The Tax Court properly concluded that the settlement was not excludable from the Dulantos' gross income because neither the settlement agreement nor the facts and circumstances of the case demonstrate that the settlement was based on Ana M. Dulanto's physical injury or physical sickness, or her loss of consortium arising from Jose M. Dulanto's physical injury or physical sickness. See 26 U.S.C. § 104(a)(2) (exempting from taxation a settlement payment based on personal physical injuries or physical sickness); Rivera, 430 F.3d at 1257 (to determine whether a settlement is based on physical injury or physical sickness, courts consider the settlement agreement and the facts and circumstances of the case). Read the underlying Tax Court Decision inDulnato v IRS here

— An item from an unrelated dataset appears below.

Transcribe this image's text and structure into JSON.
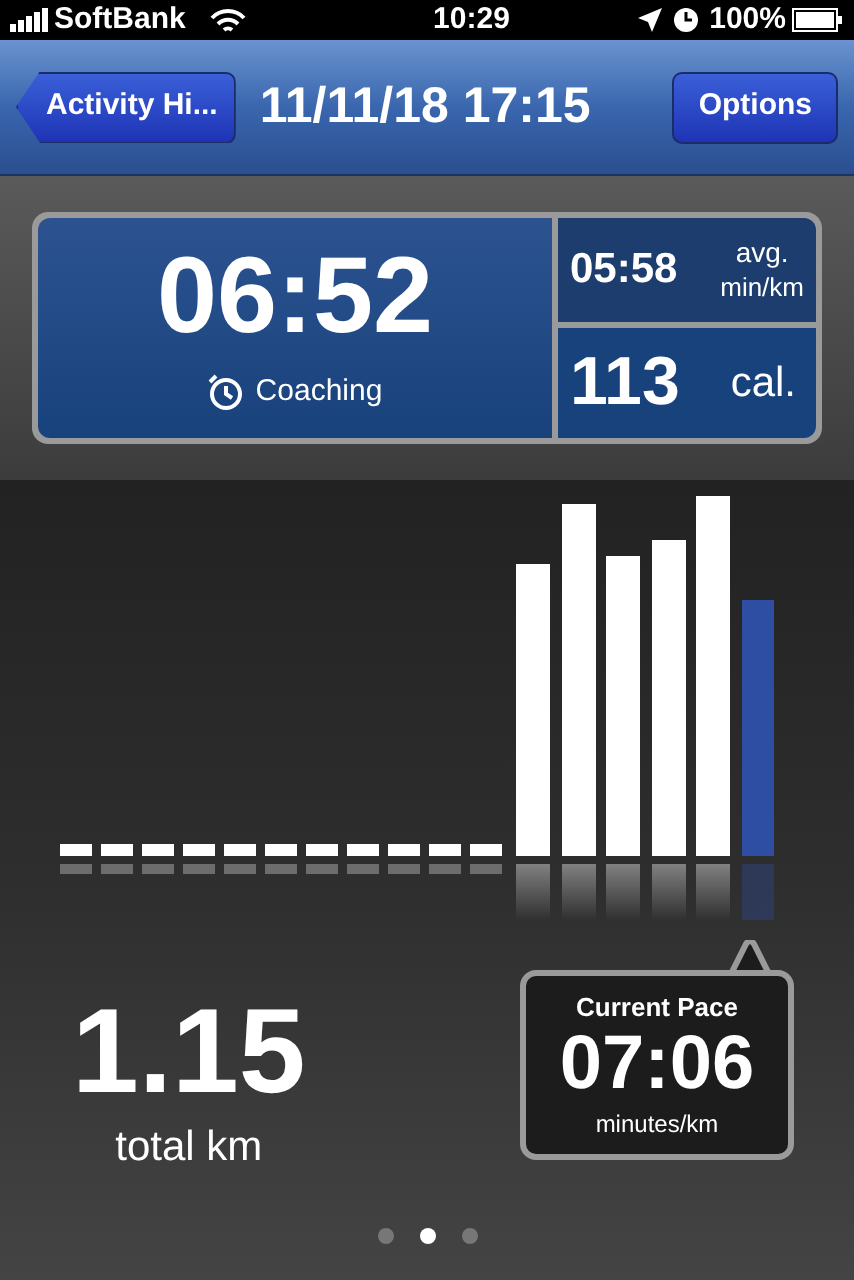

The Tax Court did not clearly err in concluding that the Dulantos failed to produce sufficient evidence that they acted with reasonable cause and in good faith, and thus properly found that the accuracy-related penalty was appropriate for the Dulantos' understated taxes. See 26 U.S.C. § 6662(a), (d)(1) (authorizing penalty for substantial understatement of taxes when understatement exceeds the greater of ten percent of the tax required to be shown on the tax return or $5,000); DJB Holding Corp. v. Comm'r, 803 F.3d 1014, 1022, 1028-31 (9th Cir. 2015) (setting forth standards of review and discussing penalties under § 6662 based on substantial underpayment and circumstances for applying exception under § 6664(c)(1) regarding whether taxpayer had reasonable cause for his position and acted in good faith).

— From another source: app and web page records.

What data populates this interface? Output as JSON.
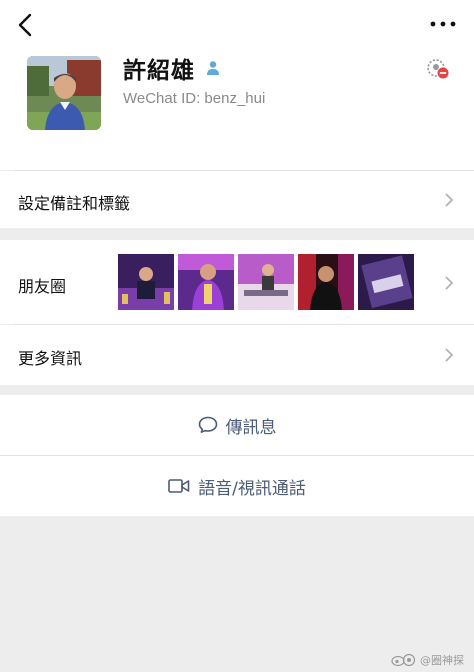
{
  "profile": {
    "name": "許紹雄",
    "wechat_id": "WeChat ID: benz_hui"
  },
  "rows": {
    "remarks_label": "設定備註和標籤",
    "moments_label": "朋友圈",
    "more_info_label": "更多資訊"
  },
  "actions": {
    "message_label": "傳訊息",
    "call_label": "語音/視訊通話"
  },
  "watermark": {
    "text": "@圈神探"
  },
  "colors": {
    "accent_link": "#4a5a78",
    "gender_male": "#5fa9d6",
    "block_red": "#e64340"
  },
  "icons": [
    "back-arrow-icon",
    "more-dots-icon",
    "male-gender-icon",
    "blocked-icon",
    "chevron-right-icon",
    "chat-bubble-icon",
    "video-camera-icon"
  ]
}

The Tax Court did not abuse its discretion in denying the Dulantos' motion to continue because it was filed within 30 days of the trial date and the Dulantos were aware of Ana M. Dulanto's disability before that period. See Tax Ct. R. 133 (a motion for a continuance is granted only in exceptional circumstances, and if filed within 30 days of hearing, it ordinarily will be deemed dilatory and will be denied unless the ground therefor arose during that period or there was good reason for not making the motion sooner); see also Woods v. Saturn Distribution Corp., 78 F.3d 424, 427 (9th Cir. 1996) (standard of review)."
While the decision is not specifically about structured settlements, it does underscore the importance of good settlement documentation.